WORK TO COMPLETE:
The answer should be every line below, repeated exactly, with the images left out.

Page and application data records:
━━━━

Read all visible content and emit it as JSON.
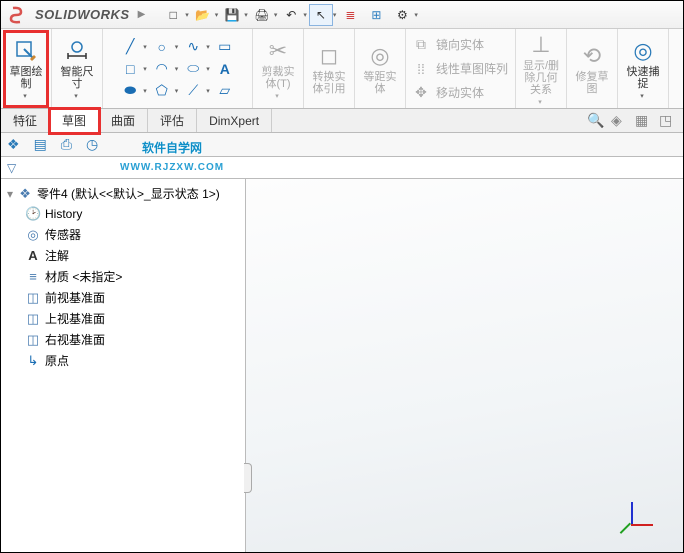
{
  "app": {
    "logo_text": "SOLIDWORKS"
  },
  "qat": {
    "new": "□",
    "open": "📂",
    "save": "💾",
    "print": "🖨",
    "undo": "↶",
    "select": "↖",
    "options1": "≣",
    "options2": "⊞",
    "settings": "⚙"
  },
  "ribbon": {
    "sketch_create": "草图绘\n制",
    "smart_dim": "智能尺\n寸",
    "trim": "剪裁实\n体(T)",
    "convert": "转换实\n体引用",
    "offset": "等距实\n体",
    "mirror": "镜向实体",
    "linear_pattern": "线性草图阵列",
    "move": "移动实体",
    "display_delete": "显示/删\n除几何\n关系",
    "repair": "修复草\n图",
    "quick_snap": "快速捕\n捉"
  },
  "tabs": {
    "features": "特征",
    "sketch": "草图",
    "surfaces": "曲面",
    "evaluate": "评估",
    "dimxpert": "DimXpert"
  },
  "watermark": {
    "main": "软件自学网",
    "sub": "WWW.RJZXW.COM"
  },
  "tree": {
    "root": "零件4  (默认<<默认>_显示状态 1>)",
    "history": "History",
    "sensors": "传感器",
    "annotations": "注解",
    "material": "材质 <未指定>",
    "front": "前视基准面",
    "top": "上视基准面",
    "right": "右视基准面",
    "origin": "原点"
  }
}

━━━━

RESPONSE TO THIS EXERCISE:
Read all visible content and emit it as JSON.
{
  "app": {
    "logo_text": "SOLIDWORKS"
  },
  "qat": {
    "new": "□",
    "open": "📂",
    "save": "💾",
    "print": "🖨",
    "undo": "↶",
    "select": "↖",
    "options1": "≣",
    "options2": "⊞",
    "settings": "⚙"
  },
  "ribbon": {
    "sketch_create": "草图绘\n制",
    "smart_dim": "智能尺\n寸",
    "trim": "剪裁实\n体(T)",
    "convert": "转换实\n体引用",
    "offset": "等距实\n体",
    "mirror": "镜向实体",
    "linear_pattern": "线性草图阵列",
    "move": "移动实体",
    "display_delete": "显示/删\n除几何\n关系",
    "repair": "修复草\n图",
    "quick_snap": "快速捕\n捉"
  },
  "tabs": {
    "features": "特征",
    "sketch": "草图",
    "surfaces": "曲面",
    "evaluate": "评估",
    "dimxpert": "DimXpert"
  },
  "watermark": {
    "main": "软件自学网",
    "sub": "WWW.RJZXW.COM"
  },
  "tree": {
    "root": "零件4  (默认<<默认>_显示状态 1>)",
    "history": "History",
    "sensors": "传感器",
    "annotations": "注解",
    "material": "材质 <未指定>",
    "front": "前视基准面",
    "top": "上视基准面",
    "right": "右视基准面",
    "origin": "原点"
  }
}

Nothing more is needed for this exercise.